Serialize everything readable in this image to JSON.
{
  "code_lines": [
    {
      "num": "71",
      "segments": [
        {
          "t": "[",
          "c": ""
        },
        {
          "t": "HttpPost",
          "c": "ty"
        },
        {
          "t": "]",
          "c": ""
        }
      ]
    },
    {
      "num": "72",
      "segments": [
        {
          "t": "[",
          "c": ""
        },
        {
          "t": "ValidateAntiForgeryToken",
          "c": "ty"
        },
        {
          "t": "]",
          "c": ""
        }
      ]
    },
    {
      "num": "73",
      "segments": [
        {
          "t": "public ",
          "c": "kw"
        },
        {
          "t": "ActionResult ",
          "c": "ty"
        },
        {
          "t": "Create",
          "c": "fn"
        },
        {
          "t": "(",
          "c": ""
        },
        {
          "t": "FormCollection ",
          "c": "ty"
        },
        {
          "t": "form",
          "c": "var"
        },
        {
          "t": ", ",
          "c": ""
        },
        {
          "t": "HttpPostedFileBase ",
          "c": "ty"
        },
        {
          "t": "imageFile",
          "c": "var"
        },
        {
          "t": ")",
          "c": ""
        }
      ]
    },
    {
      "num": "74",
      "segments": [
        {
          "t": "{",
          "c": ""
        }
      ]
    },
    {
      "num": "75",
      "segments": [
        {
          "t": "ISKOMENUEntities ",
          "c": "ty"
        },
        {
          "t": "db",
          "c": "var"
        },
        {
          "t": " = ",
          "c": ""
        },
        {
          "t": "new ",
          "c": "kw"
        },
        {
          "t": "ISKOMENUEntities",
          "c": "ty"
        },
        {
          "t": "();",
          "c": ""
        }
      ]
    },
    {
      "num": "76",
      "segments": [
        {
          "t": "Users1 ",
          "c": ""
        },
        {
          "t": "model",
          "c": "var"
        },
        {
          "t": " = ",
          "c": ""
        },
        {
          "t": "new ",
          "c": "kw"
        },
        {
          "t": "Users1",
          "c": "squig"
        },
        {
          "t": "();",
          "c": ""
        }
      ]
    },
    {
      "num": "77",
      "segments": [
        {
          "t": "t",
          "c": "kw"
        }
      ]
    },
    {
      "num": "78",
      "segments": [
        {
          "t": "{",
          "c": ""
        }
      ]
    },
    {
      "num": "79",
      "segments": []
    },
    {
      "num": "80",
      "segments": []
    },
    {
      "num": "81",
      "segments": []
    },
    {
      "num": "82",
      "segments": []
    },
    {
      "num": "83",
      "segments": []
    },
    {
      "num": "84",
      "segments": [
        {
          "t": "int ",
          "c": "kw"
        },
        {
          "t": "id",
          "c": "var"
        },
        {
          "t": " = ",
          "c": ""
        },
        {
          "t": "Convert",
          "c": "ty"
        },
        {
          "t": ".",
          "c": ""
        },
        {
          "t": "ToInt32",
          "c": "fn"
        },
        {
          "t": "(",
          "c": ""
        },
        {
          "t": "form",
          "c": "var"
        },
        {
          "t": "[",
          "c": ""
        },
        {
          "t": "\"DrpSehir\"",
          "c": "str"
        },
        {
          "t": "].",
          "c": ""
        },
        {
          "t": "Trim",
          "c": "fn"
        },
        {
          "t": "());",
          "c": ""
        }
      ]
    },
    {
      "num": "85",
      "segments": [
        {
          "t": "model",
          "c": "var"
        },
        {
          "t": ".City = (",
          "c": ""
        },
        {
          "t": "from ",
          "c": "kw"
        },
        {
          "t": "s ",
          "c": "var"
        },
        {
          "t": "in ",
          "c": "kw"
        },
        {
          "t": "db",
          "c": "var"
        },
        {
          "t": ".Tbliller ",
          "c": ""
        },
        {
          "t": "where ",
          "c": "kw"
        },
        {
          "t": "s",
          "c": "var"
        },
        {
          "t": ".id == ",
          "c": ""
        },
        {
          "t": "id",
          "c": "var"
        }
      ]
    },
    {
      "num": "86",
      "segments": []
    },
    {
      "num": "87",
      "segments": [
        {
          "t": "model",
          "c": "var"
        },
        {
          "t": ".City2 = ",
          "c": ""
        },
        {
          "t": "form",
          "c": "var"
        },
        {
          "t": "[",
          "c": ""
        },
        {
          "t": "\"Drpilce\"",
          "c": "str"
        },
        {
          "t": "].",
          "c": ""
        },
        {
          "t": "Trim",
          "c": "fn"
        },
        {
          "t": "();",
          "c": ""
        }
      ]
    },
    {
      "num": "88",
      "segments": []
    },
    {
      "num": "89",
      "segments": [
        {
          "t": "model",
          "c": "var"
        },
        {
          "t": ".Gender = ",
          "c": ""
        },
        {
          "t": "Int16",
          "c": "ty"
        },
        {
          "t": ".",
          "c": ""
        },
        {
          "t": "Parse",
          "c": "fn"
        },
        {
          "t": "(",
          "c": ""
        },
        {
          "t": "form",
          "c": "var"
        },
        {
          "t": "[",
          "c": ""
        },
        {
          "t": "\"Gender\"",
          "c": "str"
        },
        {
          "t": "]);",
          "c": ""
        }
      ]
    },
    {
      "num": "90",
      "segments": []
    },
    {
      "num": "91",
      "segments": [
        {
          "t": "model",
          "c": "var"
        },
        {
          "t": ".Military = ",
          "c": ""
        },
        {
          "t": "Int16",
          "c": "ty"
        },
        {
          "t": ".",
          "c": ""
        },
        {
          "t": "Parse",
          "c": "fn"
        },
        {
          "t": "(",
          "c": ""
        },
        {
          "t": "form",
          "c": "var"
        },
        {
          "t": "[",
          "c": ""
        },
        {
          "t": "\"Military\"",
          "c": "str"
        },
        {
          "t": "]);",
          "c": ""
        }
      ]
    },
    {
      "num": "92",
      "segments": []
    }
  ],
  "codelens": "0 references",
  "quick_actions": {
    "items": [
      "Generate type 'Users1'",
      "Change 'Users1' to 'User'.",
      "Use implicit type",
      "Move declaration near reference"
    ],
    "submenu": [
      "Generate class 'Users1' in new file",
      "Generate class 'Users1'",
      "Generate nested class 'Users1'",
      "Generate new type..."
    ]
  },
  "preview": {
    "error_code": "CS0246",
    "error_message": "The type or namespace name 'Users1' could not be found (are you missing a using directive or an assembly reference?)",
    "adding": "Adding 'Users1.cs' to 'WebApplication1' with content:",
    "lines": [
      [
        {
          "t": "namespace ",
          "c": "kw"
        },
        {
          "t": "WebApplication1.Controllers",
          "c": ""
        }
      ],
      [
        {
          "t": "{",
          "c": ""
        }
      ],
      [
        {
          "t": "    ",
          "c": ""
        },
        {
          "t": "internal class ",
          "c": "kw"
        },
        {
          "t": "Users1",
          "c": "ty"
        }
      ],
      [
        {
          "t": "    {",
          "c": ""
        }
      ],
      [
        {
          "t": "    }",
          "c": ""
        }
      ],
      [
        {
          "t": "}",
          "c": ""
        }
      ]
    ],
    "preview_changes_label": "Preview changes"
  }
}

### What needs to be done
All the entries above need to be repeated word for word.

### Reply to the task
Serialize everything readable in this image to JSON.
{
  "code_lines": [
    {
      "num": "71",
      "segments": [
        {
          "t": "[",
          "c": ""
        },
        {
          "t": "HttpPost",
          "c": "ty"
        },
        {
          "t": "]",
          "c": ""
        }
      ]
    },
    {
      "num": "72",
      "segments": [
        {
          "t": "[",
          "c": ""
        },
        {
          "t": "ValidateAntiForgeryToken",
          "c": "ty"
        },
        {
          "t": "]",
          "c": ""
        }
      ]
    },
    {
      "num": "73",
      "segments": [
        {
          "t": "public ",
          "c": "kw"
        },
        {
          "t": "ActionResult ",
          "c": "ty"
        },
        {
          "t": "Create",
          "c": "fn"
        },
        {
          "t": "(",
          "c": ""
        },
        {
          "t": "FormCollection ",
          "c": "ty"
        },
        {
          "t": "form",
          "c": "var"
        },
        {
          "t": ", ",
          "c": ""
        },
        {
          "t": "HttpPostedFileBase ",
          "c": "ty"
        },
        {
          "t": "imageFile",
          "c": "var"
        },
        {
          "t": ")",
          "c": ""
        }
      ]
    },
    {
      "num": "74",
      "segments": [
        {
          "t": "{",
          "c": ""
        }
      ]
    },
    {
      "num": "75",
      "segments": [
        {
          "t": "ISKOMENUEntities ",
          "c": "ty"
        },
        {
          "t": "db",
          "c": "var"
        },
        {
          "t": " = ",
          "c": ""
        },
        {
          "t": "new ",
          "c": "kw"
        },
        {
          "t": "ISKOMENUEntities",
          "c": "ty"
        },
        {
          "t": "();",
          "c": ""
        }
      ]
    },
    {
      "num": "76",
      "segments": [
        {
          "t": "Users1 ",
          "c": ""
        },
        {
          "t": "model",
          "c": "var"
        },
        {
          "t": " = ",
          "c": ""
        },
        {
          "t": "new ",
          "c": "kw"
        },
        {
          "t": "Users1",
          "c": "squig"
        },
        {
          "t": "();",
          "c": ""
        }
      ]
    },
    {
      "num": "77",
      "segments": [
        {
          "t": "t",
          "c": "kw"
        }
      ]
    },
    {
      "num": "78",
      "segments": [
        {
          "t": "{",
          "c": ""
        }
      ]
    },
    {
      "num": "79",
      "segments": []
    },
    {
      "num": "80",
      "segments": []
    },
    {
      "num": "81",
      "segments": []
    },
    {
      "num": "82",
      "segments": []
    },
    {
      "num": "83",
      "segments": []
    },
    {
      "num": "84",
      "segments": [
        {
          "t": "int ",
          "c": "kw"
        },
        {
          "t": "id",
          "c": "var"
        },
        {
          "t": " = ",
          "c": ""
        },
        {
          "t": "Convert",
          "c": "ty"
        },
        {
          "t": ".",
          "c": ""
        },
        {
          "t": "ToInt32",
          "c": "fn"
        },
        {
          "t": "(",
          "c": ""
        },
        {
          "t": "form",
          "c": "var"
        },
        {
          "t": "[",
          "c": ""
        },
        {
          "t": "\"DrpSehir\"",
          "c": "str"
        },
        {
          "t": "].",
          "c": ""
        },
        {
          "t": "Trim",
          "c": "fn"
        },
        {
          "t": "());",
          "c": ""
        }
      ]
    },
    {
      "num": "85",
      "segments": [
        {
          "t": "model",
          "c": "var"
        },
        {
          "t": ".City = (",
          "c": ""
        },
        {
          "t": "from ",
          "c": "kw"
        },
        {
          "t": "s ",
          "c": "var"
        },
        {
          "t": "in ",
          "c": "kw"
        },
        {
          "t": "db",
          "c": "var"
        },
        {
          "t": ".Tbliller ",
          "c": ""
        },
        {
          "t": "where ",
          "c": "kw"
        },
        {
          "t": "s",
          "c": "var"
        },
        {
          "t": ".id == ",
          "c": ""
        },
        {
          "t": "id",
          "c": "var"
        }
      ]
    },
    {
      "num": "86",
      "segments": []
    },
    {
      "num": "87",
      "segments": [
        {
          "t": "model",
          "c": "var"
        },
        {
          "t": ".City2 = ",
          "c": ""
        },
        {
          "t": "form",
          "c": "var"
        },
        {
          "t": "[",
          "c": ""
        },
        {
          "t": "\"Drpilce\"",
          "c": "str"
        },
        {
          "t": "].",
          "c": ""
        },
        {
          "t": "Trim",
          "c": "fn"
        },
        {
          "t": "();",
          "c": ""
        }
      ]
    },
    {
      "num": "88",
      "segments": []
    },
    {
      "num": "89",
      "segments": [
        {
          "t": "model",
          "c": "var"
        },
        {
          "t": ".Gender = ",
          "c": ""
        },
        {
          "t": "Int16",
          "c": "ty"
        },
        {
          "t": ".",
          "c": ""
        },
        {
          "t": "Parse",
          "c": "fn"
        },
        {
          "t": "(",
          "c": ""
        },
        {
          "t": "form",
          "c": "var"
        },
        {
          "t": "[",
          "c": ""
        },
        {
          "t": "\"Gender\"",
          "c": "str"
        },
        {
          "t": "]);",
          "c": ""
        }
      ]
    },
    {
      "num": "90",
      "segments": []
    },
    {
      "num": "91",
      "segments": [
        {
          "t": "model",
          "c": "var"
        },
        {
          "t": ".Military = ",
          "c": ""
        },
        {
          "t": "Int16",
          "c": "ty"
        },
        {
          "t": ".",
          "c": ""
        },
        {
          "t": "Parse",
          "c": "fn"
        },
        {
          "t": "(",
          "c": ""
        },
        {
          "t": "form",
          "c": "var"
        },
        {
          "t": "[",
          "c": ""
        },
        {
          "t": "\"Military\"",
          "c": "str"
        },
        {
          "t": "]);",
          "c": ""
        }
      ]
    },
    {
      "num": "92",
      "segments": []
    }
  ],
  "codelens": "0 references",
  "quick_actions": {
    "items": [
      "Generate type 'Users1'",
      "Change 'Users1' to 'User'.",
      "Use implicit type",
      "Move declaration near reference"
    ],
    "submenu": [
      "Generate class 'Users1' in new file",
      "Generate class 'Users1'",
      "Generate nested class 'Users1'",
      "Generate new type..."
    ]
  },
  "preview": {
    "error_code": "CS0246",
    "error_message": "The type or namespace name 'Users1' could not be found (are you missing a using directive or an assembly reference?)",
    "adding": "Adding 'Users1.cs' to 'WebApplication1' with content:",
    "lines": [
      [
        {
          "t": "namespace ",
          "c": "kw"
        },
        {
          "t": "WebApplication1.Controllers",
          "c": ""
        }
      ],
      [
        {
          "t": "{",
          "c": ""
        }
      ],
      [
        {
          "t": "    ",
          "c": ""
        },
        {
          "t": "internal class ",
          "c": "kw"
        },
        {
          "t": "Users1",
          "c": "ty"
        }
      ],
      [
        {
          "t": "    {",
          "c": ""
        }
      ],
      [
        {
          "t": "    }",
          "c": ""
        }
      ],
      [
        {
          "t": "}",
          "c": ""
        }
      ]
    ],
    "preview_changes_label": "Preview changes"
  }
}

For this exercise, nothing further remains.